  • In Zimbabwe, an estimated 2.8 million people are facing food and nutrition insecurity. The drought situation has resulted in reduced water yields from the few functioning boreholes exacerbating the risk to water-borne diseases, especially diarrhea and cholera;
  • Malawi is facing the worst food crisis in nine years, with 2.8 million people (more than 15 per cent of the population) at risk of hunger; cases of severe acute malnutrition have just jumped by 100% in just two months, from December 2015 to January 2016;
  • In Angola, an estimated 1.4 million people are affected by extreme weather conditions and 800,000 people are facing food insecurity, mainly in the semi-arid southern provinces.

The UN Office for Humanitarian Affairs (OCHA) estimated that it will take affected communities approximately two years to recover from El-Nino exacerbated drought, if agricultural conditions improve in the latter half of this year.

UNICEF humanitarian appeals are less than 15 per cent funded across El Niño-impacted countries in southern Africa.

UNICEF humanitarian appeals in El Nino-affected countries:

  • $US 26 million in Angola
  • $US 87 million in Ethiopia
  • $US 3 million in Lesotho
  • $US 11 million in Malawi
  • $US 15 million in Somalia
  • $US 1 million in Swaziland
  • $US 12 million in Zimbabwe

The importance of girls education in underdeveloped states

If you are able to read this sentence, you are one of the few fortunate individuals who have had a basic level of education.

Unfortunately for a majority of young girls in developing nations, having the ability to read is a privilege they are not able to enjoy.

Education for women is perceived more as a privilege than a necessity. Currently throughout the world, Southeast Asia and Sub-Saharan Africa are known to have the highest rates of illiteracy, including 62 per cent of women in Africa, and 71 per cent in Southern Asia (UNESCO).

These statistics can be traced to a variety of cultural and socio-economic factors in states where women are not deemed fit to explore career opportunities or basic education. This is often due to preset standards of a woman’s role within the home.

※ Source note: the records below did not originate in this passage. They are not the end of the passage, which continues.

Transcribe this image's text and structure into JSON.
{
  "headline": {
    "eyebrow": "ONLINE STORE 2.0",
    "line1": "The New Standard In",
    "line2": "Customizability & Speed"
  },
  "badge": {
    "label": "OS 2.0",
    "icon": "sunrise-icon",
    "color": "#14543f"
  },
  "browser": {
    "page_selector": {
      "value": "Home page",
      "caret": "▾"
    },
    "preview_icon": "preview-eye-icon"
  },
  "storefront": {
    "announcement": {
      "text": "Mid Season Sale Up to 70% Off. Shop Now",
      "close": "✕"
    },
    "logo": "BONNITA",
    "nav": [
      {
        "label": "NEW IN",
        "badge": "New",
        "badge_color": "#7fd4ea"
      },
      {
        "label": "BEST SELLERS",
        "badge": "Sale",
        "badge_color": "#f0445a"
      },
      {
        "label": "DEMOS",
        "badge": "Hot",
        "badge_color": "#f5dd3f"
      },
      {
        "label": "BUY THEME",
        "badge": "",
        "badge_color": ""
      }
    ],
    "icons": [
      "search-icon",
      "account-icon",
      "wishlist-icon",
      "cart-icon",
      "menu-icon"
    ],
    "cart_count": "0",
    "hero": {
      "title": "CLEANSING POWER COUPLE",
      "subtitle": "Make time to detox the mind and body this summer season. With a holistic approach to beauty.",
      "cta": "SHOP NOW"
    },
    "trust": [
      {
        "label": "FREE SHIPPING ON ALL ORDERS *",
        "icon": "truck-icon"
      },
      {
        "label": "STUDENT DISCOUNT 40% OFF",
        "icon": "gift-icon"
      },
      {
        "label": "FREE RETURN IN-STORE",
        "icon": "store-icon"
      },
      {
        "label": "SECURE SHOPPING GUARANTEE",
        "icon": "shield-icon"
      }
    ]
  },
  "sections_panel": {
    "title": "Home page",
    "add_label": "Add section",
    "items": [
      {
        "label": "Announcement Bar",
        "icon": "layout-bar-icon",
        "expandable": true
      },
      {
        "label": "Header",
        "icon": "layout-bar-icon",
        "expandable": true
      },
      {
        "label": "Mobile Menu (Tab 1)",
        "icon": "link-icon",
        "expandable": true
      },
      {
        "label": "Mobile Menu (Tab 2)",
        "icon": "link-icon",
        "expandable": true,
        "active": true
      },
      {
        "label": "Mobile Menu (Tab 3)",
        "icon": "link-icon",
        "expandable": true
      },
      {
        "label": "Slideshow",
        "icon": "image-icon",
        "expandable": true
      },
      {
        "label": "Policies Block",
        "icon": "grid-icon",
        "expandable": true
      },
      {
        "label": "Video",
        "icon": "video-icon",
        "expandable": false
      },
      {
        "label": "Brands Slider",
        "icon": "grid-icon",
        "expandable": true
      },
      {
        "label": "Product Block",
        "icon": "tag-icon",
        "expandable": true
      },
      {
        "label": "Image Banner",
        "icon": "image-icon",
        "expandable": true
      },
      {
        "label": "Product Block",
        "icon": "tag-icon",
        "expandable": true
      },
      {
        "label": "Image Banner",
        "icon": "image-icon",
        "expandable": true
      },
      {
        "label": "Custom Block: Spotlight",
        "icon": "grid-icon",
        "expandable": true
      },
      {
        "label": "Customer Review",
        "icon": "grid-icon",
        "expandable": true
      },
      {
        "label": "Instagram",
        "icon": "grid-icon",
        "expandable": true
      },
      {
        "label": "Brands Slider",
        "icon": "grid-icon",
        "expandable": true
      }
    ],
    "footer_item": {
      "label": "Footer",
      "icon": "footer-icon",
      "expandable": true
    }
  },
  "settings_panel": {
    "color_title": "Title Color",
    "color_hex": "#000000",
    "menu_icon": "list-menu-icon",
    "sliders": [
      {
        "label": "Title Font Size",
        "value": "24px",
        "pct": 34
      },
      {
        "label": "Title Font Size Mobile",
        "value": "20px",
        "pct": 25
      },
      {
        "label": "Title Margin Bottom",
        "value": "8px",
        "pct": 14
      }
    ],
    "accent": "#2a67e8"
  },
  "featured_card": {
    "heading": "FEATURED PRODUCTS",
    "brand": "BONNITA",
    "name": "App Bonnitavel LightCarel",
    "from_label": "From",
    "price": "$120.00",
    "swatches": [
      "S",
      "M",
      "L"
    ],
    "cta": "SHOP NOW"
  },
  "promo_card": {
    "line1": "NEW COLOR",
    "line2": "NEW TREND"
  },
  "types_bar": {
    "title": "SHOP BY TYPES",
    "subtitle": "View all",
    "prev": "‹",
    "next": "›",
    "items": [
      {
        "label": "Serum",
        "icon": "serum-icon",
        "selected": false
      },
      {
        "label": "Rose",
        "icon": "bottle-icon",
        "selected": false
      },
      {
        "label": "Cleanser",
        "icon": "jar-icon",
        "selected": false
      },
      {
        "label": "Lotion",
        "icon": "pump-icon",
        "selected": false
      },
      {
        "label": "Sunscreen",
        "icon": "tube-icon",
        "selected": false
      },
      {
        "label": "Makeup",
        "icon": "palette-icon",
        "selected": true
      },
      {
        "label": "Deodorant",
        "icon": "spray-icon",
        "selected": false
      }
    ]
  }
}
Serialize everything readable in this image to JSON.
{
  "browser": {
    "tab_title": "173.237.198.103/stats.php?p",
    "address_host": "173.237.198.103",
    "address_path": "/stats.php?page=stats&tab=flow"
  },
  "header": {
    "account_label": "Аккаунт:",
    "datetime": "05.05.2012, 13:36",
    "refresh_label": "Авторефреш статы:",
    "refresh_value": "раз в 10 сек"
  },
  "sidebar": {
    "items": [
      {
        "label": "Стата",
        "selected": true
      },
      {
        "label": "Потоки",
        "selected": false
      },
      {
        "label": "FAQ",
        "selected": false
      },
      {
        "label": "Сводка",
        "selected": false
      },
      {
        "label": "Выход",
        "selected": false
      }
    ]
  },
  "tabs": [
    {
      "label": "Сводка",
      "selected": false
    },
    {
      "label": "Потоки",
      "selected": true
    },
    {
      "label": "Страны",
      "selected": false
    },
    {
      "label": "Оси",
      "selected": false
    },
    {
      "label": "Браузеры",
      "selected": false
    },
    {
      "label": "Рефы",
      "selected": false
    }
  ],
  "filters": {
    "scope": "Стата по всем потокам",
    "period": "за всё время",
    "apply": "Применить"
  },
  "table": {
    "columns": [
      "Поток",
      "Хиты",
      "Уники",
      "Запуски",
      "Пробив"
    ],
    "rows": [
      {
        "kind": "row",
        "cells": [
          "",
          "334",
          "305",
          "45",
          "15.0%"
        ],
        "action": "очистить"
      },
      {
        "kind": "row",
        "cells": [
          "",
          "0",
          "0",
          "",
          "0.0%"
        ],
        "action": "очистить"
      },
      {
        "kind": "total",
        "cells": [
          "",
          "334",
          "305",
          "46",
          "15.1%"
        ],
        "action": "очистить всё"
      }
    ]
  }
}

In certain instances, girls are subject to run the household at an early age, caring for younger siblings in the absence of a provider. In other instances, young girls are sold for a bride price before reaching the age of ten, thus dropping out of primary school to become a caretaker and wife (UNICEF). Read more